Spike Lee has never been one to shy away from a fight or push an idea far enough that you can't help but notice. And for over 30 years, he's set out to make films that make a difference.
Do the Right Thing might not have cured racism in Brooklyn but it introduced an entire generation of white kids to the music of Public Enemy. (See also: Malcolm X, Bamboozled, When the Levees Broke, 4 Little Girls, Jungle Fever and Chi-Raq).
And the latest Spike Lee joint, BlacKkKlansman, hitting screens at the Whistler Village 8 this week, might be among the best work of his career. Based (loosely) on a true story, BlacKkKlansman stars John David Washington (Denzel's son—slaying it) as Ron Stallworth, the first black police officer in the Colorado Springs department back in the late '70s.
Figuring the smartest course of action is to swing for the fences, Stallworth decides to infiltrate the Ku Klux Klan. It's as easy as picking up the phone, but soon Ron recruits a more seasoned (white and Jewish) colleague as a stand-in for Klan events and meetings. What could possibly go wrong?Lee is an audacious filmmaker, fearless and creatively rambunctious with jump cuts and unexpected juxtapositions, but when he finds a groove, he can lock the viewers in and ride/crash them into any revelation he pleases. And he does it here. BlacKkKlansman has the feel of a screwball comedy, the tension of a heist flick, and an emotional resonance that cuts the crap.
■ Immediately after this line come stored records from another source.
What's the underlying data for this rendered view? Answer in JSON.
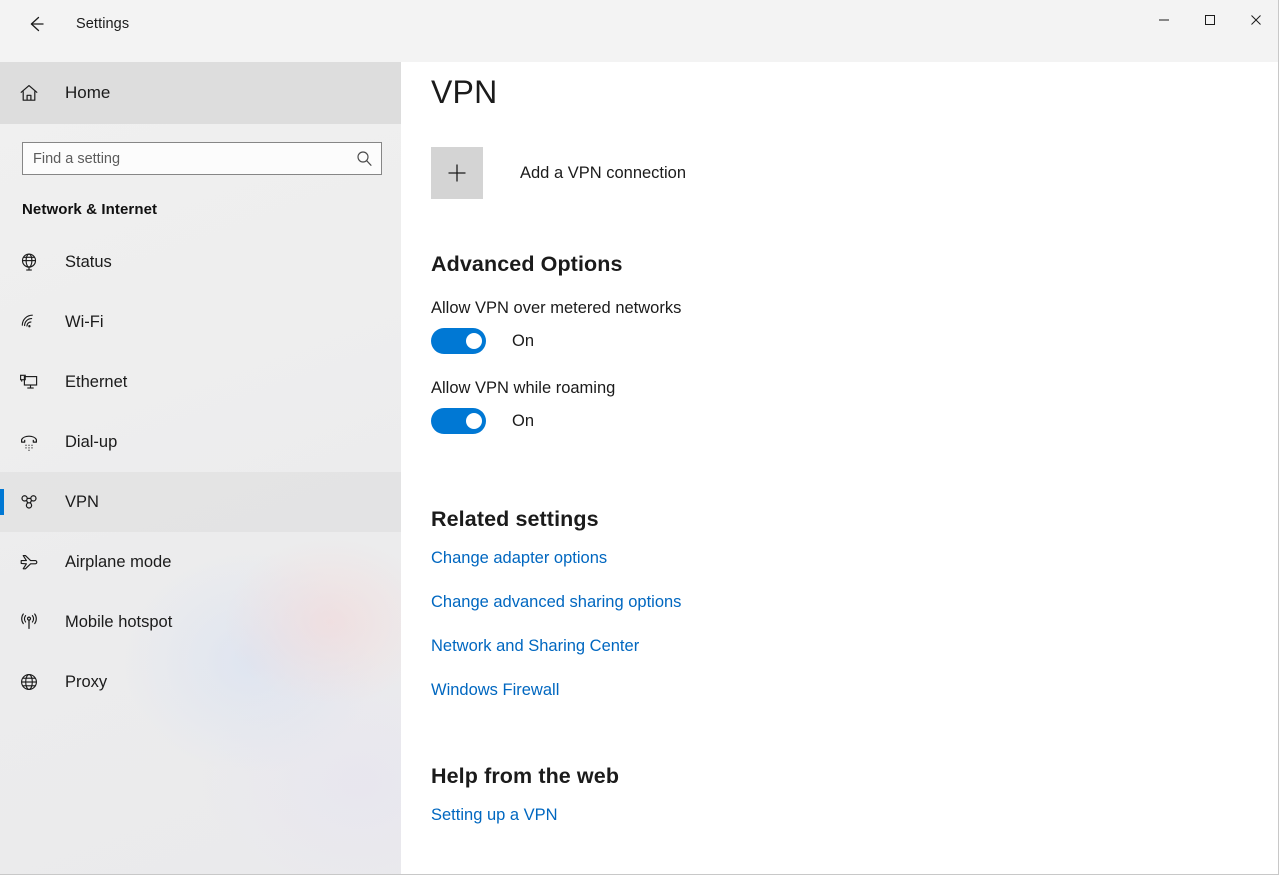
{
  "window": {
    "title": "Settings",
    "back_icon": "back-arrow-icon",
    "controls": {
      "minimize": "minimize-icon",
      "maximize": "maximize-icon",
      "close": "close-icon"
    }
  },
  "sidebar": {
    "home": {
      "label": "Home",
      "icon": "home-icon"
    },
    "search": {
      "placeholder": "Find a setting",
      "value": "",
      "icon": "search-icon"
    },
    "category": "Network & Internet",
    "items": [
      {
        "label": "Status",
        "icon": "globe-icon",
        "selected": false
      },
      {
        "label": "Wi-Fi",
        "icon": "wifi-icon",
        "selected": false
      },
      {
        "label": "Ethernet",
        "icon": "ethernet-icon",
        "selected": false
      },
      {
        "label": "Dial-up",
        "icon": "dialup-phone-icon",
        "selected": false
      },
      {
        "label": "VPN",
        "icon": "vpn-icon",
        "selected": true
      },
      {
        "label": "Airplane mode",
        "icon": "airplane-icon",
        "selected": false
      },
      {
        "label": "Mobile hotspot",
        "icon": "hotspot-icon",
        "selected": false
      },
      {
        "label": "Proxy",
        "icon": "globe-icon",
        "selected": false
      }
    ]
  },
  "main": {
    "page_title": "VPN",
    "add_connection": {
      "label": "Add a VPN connection",
      "icon": "plus-icon"
    },
    "advanced_options": {
      "heading": "Advanced Options",
      "toggles": [
        {
          "label": "Allow VPN over metered networks",
          "state": "On",
          "on": true
        },
        {
          "label": "Allow VPN while roaming",
          "state": "On",
          "on": true
        }
      ]
    },
    "related_settings": {
      "heading": "Related settings",
      "links": [
        "Change adapter options",
        "Change advanced sharing options",
        "Network and Sharing Center",
        "Windows Firewall"
      ]
    },
    "help_from_web": {
      "heading": "Help from the web",
      "links": [
        "Setting up a VPN"
      ]
    }
  },
  "colors": {
    "accent": "#0078d4",
    "link": "#0067c0",
    "sidebar_bg": "#eeeeee",
    "titlebar_bg": "#f3f3f3",
    "text": "#1b1b1b"
  }
}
The easy discussion around BlacKkKlansman is about how it ties into the state of race relations in today's Trumped-up America. Lee expects this, and finishes his film in a way that ensures it. But the reality is that even though the events depicted happened in the 1970s and Ron Stallworth's source-material book was written in 2014, the point here transcends current events, and instead acts as a look at systemic oppression over the ages, and a provocation for change.
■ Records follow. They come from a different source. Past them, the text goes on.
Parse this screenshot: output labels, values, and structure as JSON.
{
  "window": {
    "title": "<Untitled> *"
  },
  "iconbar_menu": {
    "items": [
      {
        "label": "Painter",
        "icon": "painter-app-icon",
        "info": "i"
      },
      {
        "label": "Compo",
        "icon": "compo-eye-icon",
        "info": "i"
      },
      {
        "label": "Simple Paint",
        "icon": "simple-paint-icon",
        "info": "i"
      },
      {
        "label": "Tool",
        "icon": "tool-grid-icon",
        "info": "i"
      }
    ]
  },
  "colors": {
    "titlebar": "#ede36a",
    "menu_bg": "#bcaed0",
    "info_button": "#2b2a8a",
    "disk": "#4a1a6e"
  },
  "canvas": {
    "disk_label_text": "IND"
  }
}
BlacKkKlansman is, like most of Lee's work, a "big picture" story. And, in this day and age, with the online echo chambers and media fear-mongering, it's refreshing to watch a film that easily sees the cultural trainwreck right in front of it, but hasn't forgot to check the rearview for context and insight. BlacKkKlansman is worth a look.
The other flick opening this week, speaking of trainwrecks, is Kin, a sci-fi crime thriller about a working class kid who finds an alien-tech laser gun, or something. I only saw the trailer but it looks like some space bad guys show up, there's sibling rivalry (or is it love?) and Zoe Kravitz. Then James Franco pops in. The plot looks as smooth as scrambled eggs, so proceed with caution here.
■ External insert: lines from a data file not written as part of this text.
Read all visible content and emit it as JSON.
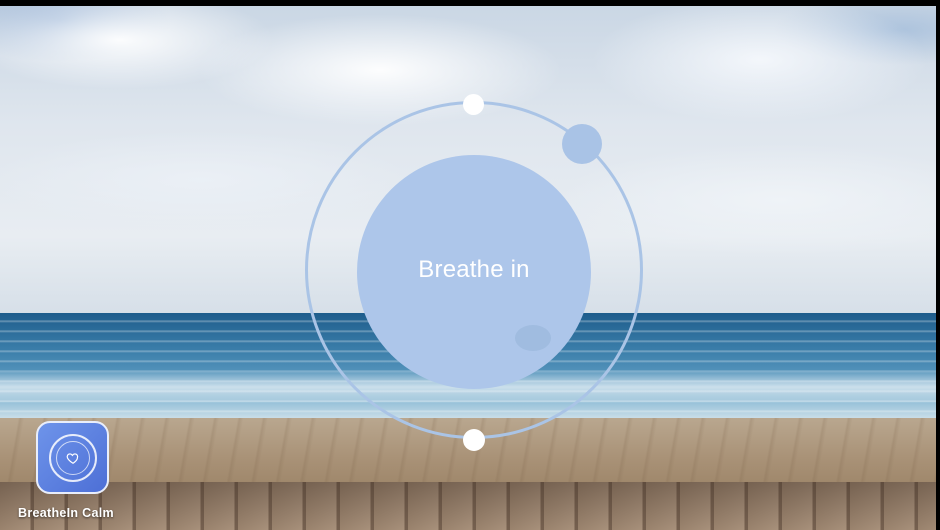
{
  "breathing": {
    "prompt": "Breathe in"
  },
  "app": {
    "name": "BreatheIn Calm",
    "icon": "heart-icon",
    "accent": "#adc6ea",
    "icon_color": "#5a7fe0"
  },
  "scene": {
    "background": "beach-photo"
  }
}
The Stream of the Week is Summer of 84, a brand new, Canadian-made teenage coming-of-age thriller based on the idea that every serial killer lives next door to someone, and it might be you.
Davy is a typical '80s 15-year-old with sex-obsessed friends, a sick BMX, and a foxy, couple-years-older girl next door who sometimes changes with the blinds up. Life is good, until Davy starts thinking that the friendly cop in his cul-de-sac is actually a serial killer who's burying dead kids in his yard. What evil lurks in the suburbs of America? Davy and his crew set out to find out...
The concept is not new—Hitchcock set the mould for voyeur thrillers in 1954's Rear Window (see also Brian De Palma's Body Double, Philip Noyce's Sliver, Tom Hanks in The 'Burbs, the classic Simpsons episode "Bart of Darkness" and the more recent and similar 2007 Shia LaBeouf vehicle, Disturbia), but Quebec filmmaking team RKSS (Anouk Whissell, Francois Simard and Yoann-Karl Whissell) make a solid entry into the subgenre.
This is the team behind the incredible piece of post-apoco-cinema-nostalgia Turbo Kid, except this time out they transcend their own style-over-substance roots (and the Stranger Things comparisons) with solid acting, real tension (the soundtrack slays) and the kind of ending that will piss off as many film fans as it hooks. Summer of 84 is derivative, but for a late-night thriller that makes you lock the door before you go to bed, it slays.